• Uber is testing its self-driving cars in a fake city it built in Pittsburgh called the ALMONO. 
  • The fake city has a giant roundabout, fake cars, and roaming mannequins that jump out into the street without warning. 
  • Uber also uses the ALMONO to train vehicle operators before allowing them to monitor the cars in the real world. 

Uber's self-driving-car pilot isn't without its controversy, but the program is still alive and well in Pittsburgh.

The ride-hailing giant published a new video earlier this month showing a glimpse of its fake city where the company's robocars learn how to drive in the real world.

Called ALMONO, the fake city is built on an old steel mill site along the Monongahela River in Hazelwood. It has a giant roundabout, fake cars, and roaming mannequins that jump out into the street without warning. There are even containers meant to stimulate buildings, training the cars to operate even when looming structures block their line of site.

ALMONO measures 42 acres, but Uber has asked the Hazelwood zoning board for permission to expand the city an additional 13,000 square-feet. The request shows the vital role the track plays in not only preparing self-driving cars to enter the world,  but training the vehicle operators that sit behind the wheel to prepare for the unexpected.

"We have obstacles and mannequins that move and can cross the street in front of the car. We have prop vehicles zooming around," Rick McKahan, an Uber vehicle operator, said in an interview. "In most situations, we simulate those in such a way that they're worse than anything you would see out on public roads."

uber fake cityUber's self-driving cars have to master the dreaded roundabout before they can hit public roads. Uber

Uber's self-driving cars have had their hiccups. Last December, a video caught an Uber running straight through a red light, which the company later said was due to "human error." In March, A self-driving Uber in Arizona flipped over after a car hit it, raising questions about how autonomous vehicles respond to human error.

Uber wasn't at fault for any of these incidences, but they show why the company still needs vehicle operators to keep an eye out.

The program that trains vehicle operators is fairly vigorous. It takes three weeks to complete and requires trainees to pass multiple written assessments and road tests. An Uber representative said the company employs "hundreds" of safety drivers, but declined to provide a specific count.

Vehicle operators first practice on the ALMONO test track before monitoring the cars in the real world, which are capable of driving in Downtown Pittsburgh, the Strip District, Bloomfield, Shadyside, Southside, Oakland, and Squirrel Hill.

Just like the vehicle operators, the Uber cars don't leave ALMONO until they've successfully passed certain tests, like braking when a mannequin jets out in front of it.

Uber isn't the only company to build a fake city to train its self-driving vehicles. Ford has one called MCity in Ann Arbor, Michigan, that measures 32 acres.

Uber introduced its self-driving cars to the public for the first time last September when it started allowing users to hail a ride in robotic Ford Fusions in the Steel City. It was a huge launch at the time, considering major competitors like Google had yet to expose its technology to the real world. For many, it showed Uber was dead serious about being a player in the autonomous space.
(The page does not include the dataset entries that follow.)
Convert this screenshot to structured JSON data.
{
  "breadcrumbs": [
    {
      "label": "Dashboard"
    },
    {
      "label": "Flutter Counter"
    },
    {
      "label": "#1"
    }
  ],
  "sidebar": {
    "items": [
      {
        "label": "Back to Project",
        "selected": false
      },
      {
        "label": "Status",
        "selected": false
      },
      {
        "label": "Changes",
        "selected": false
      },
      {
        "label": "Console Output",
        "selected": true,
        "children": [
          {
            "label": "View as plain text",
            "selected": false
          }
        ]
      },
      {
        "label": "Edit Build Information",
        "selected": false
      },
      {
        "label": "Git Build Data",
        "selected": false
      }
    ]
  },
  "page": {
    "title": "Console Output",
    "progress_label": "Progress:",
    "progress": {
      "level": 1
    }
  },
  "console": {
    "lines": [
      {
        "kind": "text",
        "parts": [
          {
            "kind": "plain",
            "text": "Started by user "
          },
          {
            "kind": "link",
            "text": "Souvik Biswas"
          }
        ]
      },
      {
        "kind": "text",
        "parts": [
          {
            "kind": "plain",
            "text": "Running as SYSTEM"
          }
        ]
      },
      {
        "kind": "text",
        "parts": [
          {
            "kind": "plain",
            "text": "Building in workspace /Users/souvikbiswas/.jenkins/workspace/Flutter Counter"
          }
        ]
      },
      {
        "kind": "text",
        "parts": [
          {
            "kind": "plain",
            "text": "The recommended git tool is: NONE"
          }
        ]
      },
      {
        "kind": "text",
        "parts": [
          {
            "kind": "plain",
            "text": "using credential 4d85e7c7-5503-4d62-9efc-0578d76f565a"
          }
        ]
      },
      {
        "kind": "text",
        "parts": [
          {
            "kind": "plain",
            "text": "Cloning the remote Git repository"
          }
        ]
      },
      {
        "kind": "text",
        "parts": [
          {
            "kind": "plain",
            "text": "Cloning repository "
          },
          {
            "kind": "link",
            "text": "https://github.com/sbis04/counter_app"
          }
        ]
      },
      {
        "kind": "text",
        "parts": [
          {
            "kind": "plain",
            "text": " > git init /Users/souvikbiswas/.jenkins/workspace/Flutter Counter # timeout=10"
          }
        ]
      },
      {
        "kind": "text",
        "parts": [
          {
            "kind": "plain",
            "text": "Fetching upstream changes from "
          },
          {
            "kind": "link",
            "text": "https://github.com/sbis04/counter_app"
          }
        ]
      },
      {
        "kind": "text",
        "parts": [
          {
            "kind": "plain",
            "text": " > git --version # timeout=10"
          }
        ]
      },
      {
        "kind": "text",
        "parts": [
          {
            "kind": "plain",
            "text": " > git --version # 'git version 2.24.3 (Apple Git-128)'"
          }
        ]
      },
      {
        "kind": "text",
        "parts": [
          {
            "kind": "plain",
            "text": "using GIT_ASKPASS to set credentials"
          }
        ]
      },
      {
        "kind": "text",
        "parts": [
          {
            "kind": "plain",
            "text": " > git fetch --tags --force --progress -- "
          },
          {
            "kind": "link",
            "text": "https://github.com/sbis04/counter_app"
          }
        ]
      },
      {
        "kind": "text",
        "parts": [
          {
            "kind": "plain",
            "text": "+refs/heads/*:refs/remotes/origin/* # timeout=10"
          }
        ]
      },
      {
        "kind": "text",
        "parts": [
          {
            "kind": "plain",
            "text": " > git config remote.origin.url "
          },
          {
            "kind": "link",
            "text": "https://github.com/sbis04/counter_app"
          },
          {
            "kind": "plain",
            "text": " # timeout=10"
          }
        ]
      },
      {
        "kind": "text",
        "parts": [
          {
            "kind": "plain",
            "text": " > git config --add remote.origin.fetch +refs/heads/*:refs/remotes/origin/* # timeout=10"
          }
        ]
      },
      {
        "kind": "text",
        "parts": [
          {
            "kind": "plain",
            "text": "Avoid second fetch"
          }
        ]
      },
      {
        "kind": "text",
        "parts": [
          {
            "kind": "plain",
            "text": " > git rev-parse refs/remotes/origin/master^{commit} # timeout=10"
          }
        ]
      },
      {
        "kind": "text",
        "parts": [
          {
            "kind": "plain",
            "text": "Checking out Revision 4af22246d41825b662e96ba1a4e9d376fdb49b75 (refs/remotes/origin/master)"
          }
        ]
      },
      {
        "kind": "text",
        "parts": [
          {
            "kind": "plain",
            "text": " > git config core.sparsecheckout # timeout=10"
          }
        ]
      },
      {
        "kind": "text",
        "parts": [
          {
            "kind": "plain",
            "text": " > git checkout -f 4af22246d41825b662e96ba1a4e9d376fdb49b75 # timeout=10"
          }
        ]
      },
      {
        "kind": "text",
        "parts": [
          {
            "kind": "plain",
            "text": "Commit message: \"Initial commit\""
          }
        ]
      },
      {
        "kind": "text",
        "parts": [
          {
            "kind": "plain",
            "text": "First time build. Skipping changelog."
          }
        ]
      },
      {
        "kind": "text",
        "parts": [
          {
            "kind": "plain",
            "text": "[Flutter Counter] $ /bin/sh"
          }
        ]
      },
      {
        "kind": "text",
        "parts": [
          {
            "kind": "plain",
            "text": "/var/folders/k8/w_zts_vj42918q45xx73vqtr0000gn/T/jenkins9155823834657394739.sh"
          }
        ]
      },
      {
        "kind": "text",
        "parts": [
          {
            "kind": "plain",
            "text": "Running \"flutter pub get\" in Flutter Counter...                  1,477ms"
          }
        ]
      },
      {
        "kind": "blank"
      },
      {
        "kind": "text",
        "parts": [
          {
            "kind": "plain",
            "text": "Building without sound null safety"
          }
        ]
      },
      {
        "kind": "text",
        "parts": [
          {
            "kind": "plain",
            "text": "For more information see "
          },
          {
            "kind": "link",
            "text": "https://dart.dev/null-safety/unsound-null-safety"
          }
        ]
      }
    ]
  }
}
Uber has since launched programs in Arizona and San Francisco. However, the cars are only used to map routes in San Francisco after the California DMV revoked Uber's vehicle registrations in a public dispute.

The fate of Uber's self-driving-car program is still somewhat unknown. Waymo, Google's spinoff company, is suing Uber, claiming the company stole intellectual property and trade secrets to advance the program. The trial is scheduled for December.

But as the two tech behemoths battle it out in the courtroom, Uber's cars will continue whizzing down streets in a fake city in downtown Pittsburgh, preparing for an autonomous, ride-hailing future.

This post originally appeared on Business Insider.